Filled raised bed for rock garden
Raised garden bed with sand, gravel and plants
Left: Credit: Joseph Tychonievich
Center: Credit: Joseph Tychonievich
Right: Credit: Joseph Tychonievich

How to Create a Rock Garden

To create your own rock garden, Joseph offers these tips with insights from his own installations.

Good drainage is the basic rule for rock gardening, and best way to do that is to build a raised bed, especially in areas with wet clay soil.

"Build a raised area with a few inches of just sand and gravel," Joseph says. "No compost or anything that holds moisture." Use large rocks to frame the space. In his garden, he repurposed clay tiles, arranged them in vertical layers and filled them with gravel.

Next, add plants among the gravel mix and water them. For the rock garden's first year, add supplemental water during dry spells. Once established, rock gardens are low-maintenance and plants should not need further watering.

"They thrive on lean, dry conditions – even neglect," he says.

Rock gardening in a container
Rock garden container garden
Left: Credit: Joseph Tychonievich
Right: Credit: Joseph Tychonievich

Container Rock Gardens

Rock gardening also works in containers. Any container will work as long as it has a bottom drainage hole. Instead of filling the container with a regular potting mix, Joseph recommends a 50-50 mix of course sand and gravel.

Next, insert a mix of plants. Joseph suggests the familiar 'thriller-filler-spiller' formula with one large plant (agave), smaller plants (hens and chicks) and a trailer plant (creeping thyme). Finish the arrangement with a large accent rock or two.

Crevice rock garden
Credit: Joseph Tychonievich

Crevice Rock Gardens

Beyond the classic raised bed, another technique is a crevice garden – a popular style from the Czech Republic. To achieve the look, set flat stones vertically then fill them with gravel.

"They're really cool because the flat rocks guide plants' roots to grow really deep and shelter them from intense heat," says Joseph. "Plus, they're visually beautiful and create great conditions for fussy and more difficult, rare plants." He says you can see examples like this on display at Olbrich Botanical Gardens in Madison, Wisconsin.

Rock garden with water feature
Rock garden with railroad tracks
Left: Credit: Joseph Tychonievich
Right: Credit: Joseph Tychonievich

The variations are endless. Rock garden aficionados add rock gardens to the borders of water features and even add model railroads to rockscapes.

Easy-Care Plants for Rock Gardens

For beginners, Joseph recommends this starter palette on compact plants.

hens and chicks alpine rock garden
Credit: Teresa Woodard


Hearty succulents like hens and chicks are tough and multiply in well-drained soil
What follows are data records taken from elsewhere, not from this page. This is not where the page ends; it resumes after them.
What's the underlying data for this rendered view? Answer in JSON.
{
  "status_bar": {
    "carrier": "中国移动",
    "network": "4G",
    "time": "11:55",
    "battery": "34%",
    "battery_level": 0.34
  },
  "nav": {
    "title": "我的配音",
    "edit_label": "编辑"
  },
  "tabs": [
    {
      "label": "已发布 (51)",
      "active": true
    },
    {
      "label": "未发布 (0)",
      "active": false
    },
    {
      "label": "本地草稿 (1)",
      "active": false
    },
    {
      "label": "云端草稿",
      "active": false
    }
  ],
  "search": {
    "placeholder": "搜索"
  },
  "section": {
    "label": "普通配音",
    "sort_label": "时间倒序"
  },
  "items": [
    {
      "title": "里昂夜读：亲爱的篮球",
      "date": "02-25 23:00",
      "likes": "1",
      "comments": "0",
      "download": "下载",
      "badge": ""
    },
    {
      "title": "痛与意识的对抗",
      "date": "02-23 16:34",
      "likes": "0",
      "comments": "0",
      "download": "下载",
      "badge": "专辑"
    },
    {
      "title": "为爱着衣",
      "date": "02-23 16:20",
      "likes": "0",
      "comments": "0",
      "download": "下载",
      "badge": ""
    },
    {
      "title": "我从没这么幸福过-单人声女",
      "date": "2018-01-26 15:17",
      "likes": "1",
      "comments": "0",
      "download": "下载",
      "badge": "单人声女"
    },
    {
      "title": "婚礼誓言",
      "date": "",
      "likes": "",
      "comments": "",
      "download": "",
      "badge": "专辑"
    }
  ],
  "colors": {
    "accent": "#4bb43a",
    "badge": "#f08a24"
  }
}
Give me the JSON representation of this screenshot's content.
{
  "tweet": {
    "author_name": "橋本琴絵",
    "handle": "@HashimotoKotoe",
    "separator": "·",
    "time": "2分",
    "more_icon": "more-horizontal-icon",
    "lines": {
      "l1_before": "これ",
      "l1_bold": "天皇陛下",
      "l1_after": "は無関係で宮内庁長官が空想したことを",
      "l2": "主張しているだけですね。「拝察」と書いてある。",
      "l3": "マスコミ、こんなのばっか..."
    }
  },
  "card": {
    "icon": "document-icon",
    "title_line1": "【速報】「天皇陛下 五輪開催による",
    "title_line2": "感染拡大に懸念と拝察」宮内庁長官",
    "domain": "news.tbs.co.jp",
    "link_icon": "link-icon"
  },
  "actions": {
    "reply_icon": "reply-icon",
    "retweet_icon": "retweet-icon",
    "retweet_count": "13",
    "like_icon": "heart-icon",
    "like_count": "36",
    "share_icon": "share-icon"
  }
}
Alpine versions of dianthus create dense mounds of silver foliage with pink blooms
Credit: Joseph Tychonievich


Alpine versions of dianthus create dense mounds of silver foliage with pink blooms.

Flowering alpine daphne shrubs thrive in the Midwest climate when planted in raised rocky soil
Credit: Joseph Tychonievich

Daphne Shrubs

Flowering alpine daphne shrubs thrive in the Midwest climate when planted in raised rocky soil.

Hostas alpine rock garden
Credit: Teresa Woodard

Mini Plants and Bulbs

For shady locations, use mini hostas and ivy-leaved cyclamens. Rock gardens are also a great place to experiment with smaller spring bulbs like mini daffodils and crocus. "It's a great way to display these tiny precious bulbs that can easily get lost in a larger garden," Joseph says.

Related: Make a Daffodil Kokedama

Rock Gardening book cover by Joseph Tychonievich
Credit: Joseph Tychonievich

To learn more, check out Joseph's book on Rock Gardening: Reimagining a Classic Style or visit the North American Rock Garden Society with local chapters across the Midwest. "Chapter meetings are a great place to connect with experienced rock gardeners, get advice, buy plants and tour others' beautiful rock gardens," he says.